#### EXERCISE DETAILS:
Your result will be the set of lines with "Public", copied from the material below.

#### EXERCISE DATA:

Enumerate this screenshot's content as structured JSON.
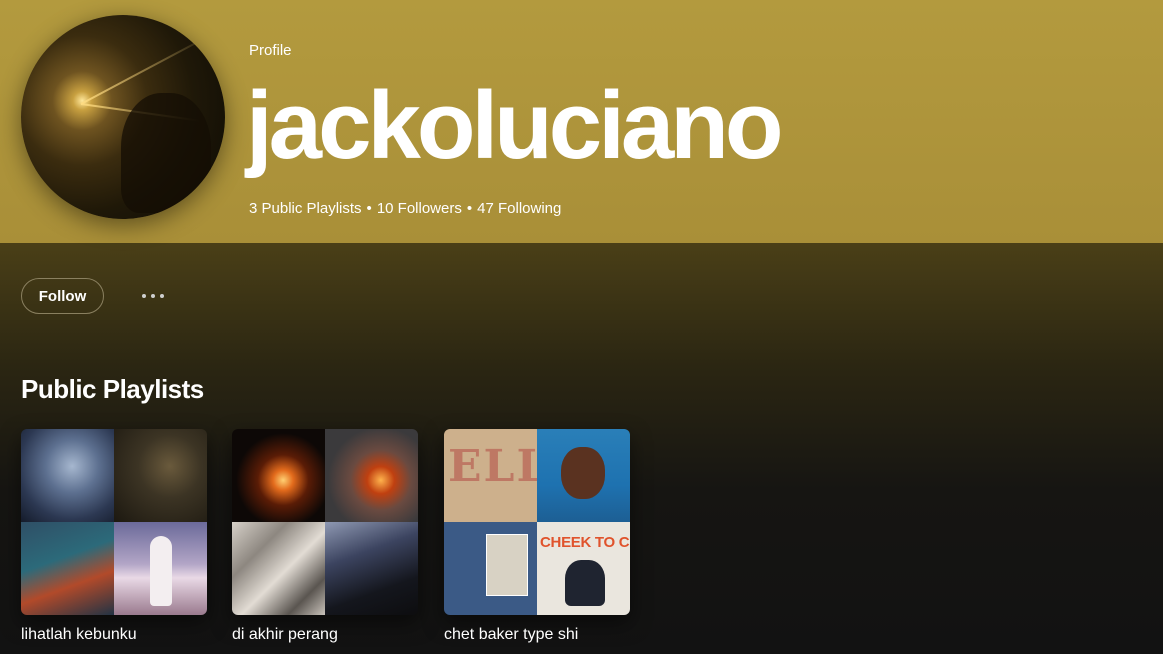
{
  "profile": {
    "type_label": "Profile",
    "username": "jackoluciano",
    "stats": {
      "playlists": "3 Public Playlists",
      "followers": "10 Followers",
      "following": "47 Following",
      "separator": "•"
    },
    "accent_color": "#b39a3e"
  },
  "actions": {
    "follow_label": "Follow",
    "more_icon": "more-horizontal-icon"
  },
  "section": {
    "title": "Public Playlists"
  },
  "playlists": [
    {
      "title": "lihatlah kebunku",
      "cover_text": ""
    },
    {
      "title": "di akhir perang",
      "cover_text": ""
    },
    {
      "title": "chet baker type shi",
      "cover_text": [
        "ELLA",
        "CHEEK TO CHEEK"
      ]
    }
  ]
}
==
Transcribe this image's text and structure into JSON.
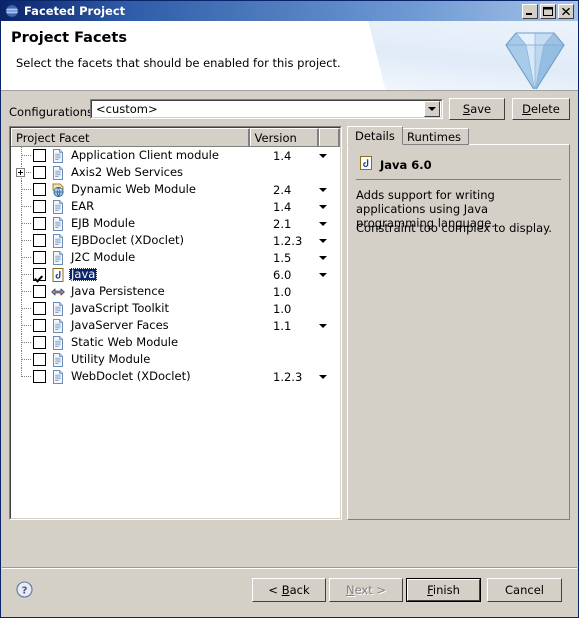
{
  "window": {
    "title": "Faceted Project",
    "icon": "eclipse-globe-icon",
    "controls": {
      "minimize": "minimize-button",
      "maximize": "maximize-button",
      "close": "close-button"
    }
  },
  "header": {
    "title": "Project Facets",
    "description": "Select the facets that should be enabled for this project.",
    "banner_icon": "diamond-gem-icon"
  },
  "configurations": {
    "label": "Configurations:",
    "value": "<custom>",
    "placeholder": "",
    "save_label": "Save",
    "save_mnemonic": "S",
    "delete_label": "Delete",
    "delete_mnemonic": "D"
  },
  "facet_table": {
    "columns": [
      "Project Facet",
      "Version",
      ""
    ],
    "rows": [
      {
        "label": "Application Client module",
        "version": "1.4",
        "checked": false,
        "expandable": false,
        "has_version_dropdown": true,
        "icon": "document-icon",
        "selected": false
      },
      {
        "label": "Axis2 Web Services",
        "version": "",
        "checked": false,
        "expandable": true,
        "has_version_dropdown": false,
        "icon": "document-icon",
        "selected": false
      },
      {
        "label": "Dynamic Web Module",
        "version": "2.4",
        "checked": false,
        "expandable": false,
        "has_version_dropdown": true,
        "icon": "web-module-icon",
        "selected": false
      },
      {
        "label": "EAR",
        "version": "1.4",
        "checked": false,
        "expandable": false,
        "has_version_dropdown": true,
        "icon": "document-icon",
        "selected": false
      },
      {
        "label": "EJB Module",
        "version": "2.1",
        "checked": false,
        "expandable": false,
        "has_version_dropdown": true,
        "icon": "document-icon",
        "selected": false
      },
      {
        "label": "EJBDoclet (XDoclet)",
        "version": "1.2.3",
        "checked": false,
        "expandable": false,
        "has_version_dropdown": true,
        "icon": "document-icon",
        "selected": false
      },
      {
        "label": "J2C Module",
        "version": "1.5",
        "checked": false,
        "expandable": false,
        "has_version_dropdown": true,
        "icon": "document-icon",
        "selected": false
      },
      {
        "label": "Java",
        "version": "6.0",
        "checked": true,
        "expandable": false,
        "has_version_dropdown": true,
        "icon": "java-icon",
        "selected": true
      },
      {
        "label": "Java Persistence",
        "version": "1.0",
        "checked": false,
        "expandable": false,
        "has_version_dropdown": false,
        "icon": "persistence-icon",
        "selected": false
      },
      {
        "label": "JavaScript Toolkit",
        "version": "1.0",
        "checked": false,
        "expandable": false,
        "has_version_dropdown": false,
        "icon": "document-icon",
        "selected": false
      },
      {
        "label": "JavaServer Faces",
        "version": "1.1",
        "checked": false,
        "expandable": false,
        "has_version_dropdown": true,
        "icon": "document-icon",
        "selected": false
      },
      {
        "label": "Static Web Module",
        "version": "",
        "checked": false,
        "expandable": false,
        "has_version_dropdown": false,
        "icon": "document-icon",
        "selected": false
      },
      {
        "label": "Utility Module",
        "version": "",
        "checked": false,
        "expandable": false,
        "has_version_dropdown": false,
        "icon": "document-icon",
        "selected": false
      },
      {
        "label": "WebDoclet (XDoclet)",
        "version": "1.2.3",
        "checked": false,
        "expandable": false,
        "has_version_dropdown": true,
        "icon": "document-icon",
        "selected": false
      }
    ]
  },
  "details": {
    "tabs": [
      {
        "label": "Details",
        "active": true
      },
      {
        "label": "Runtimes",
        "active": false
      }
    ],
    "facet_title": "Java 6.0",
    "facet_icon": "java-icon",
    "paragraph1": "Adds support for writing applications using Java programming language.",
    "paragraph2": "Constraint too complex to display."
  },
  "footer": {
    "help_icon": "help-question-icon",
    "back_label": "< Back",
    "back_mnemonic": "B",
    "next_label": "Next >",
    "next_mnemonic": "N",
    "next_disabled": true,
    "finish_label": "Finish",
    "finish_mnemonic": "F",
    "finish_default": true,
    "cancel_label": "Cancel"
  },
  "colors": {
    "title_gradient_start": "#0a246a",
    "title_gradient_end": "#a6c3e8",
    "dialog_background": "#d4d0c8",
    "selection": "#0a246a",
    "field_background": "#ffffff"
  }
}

#### TASK SOLUTION:
      "playlists": "3 Public Playlists",
    "title": "Public Playlists"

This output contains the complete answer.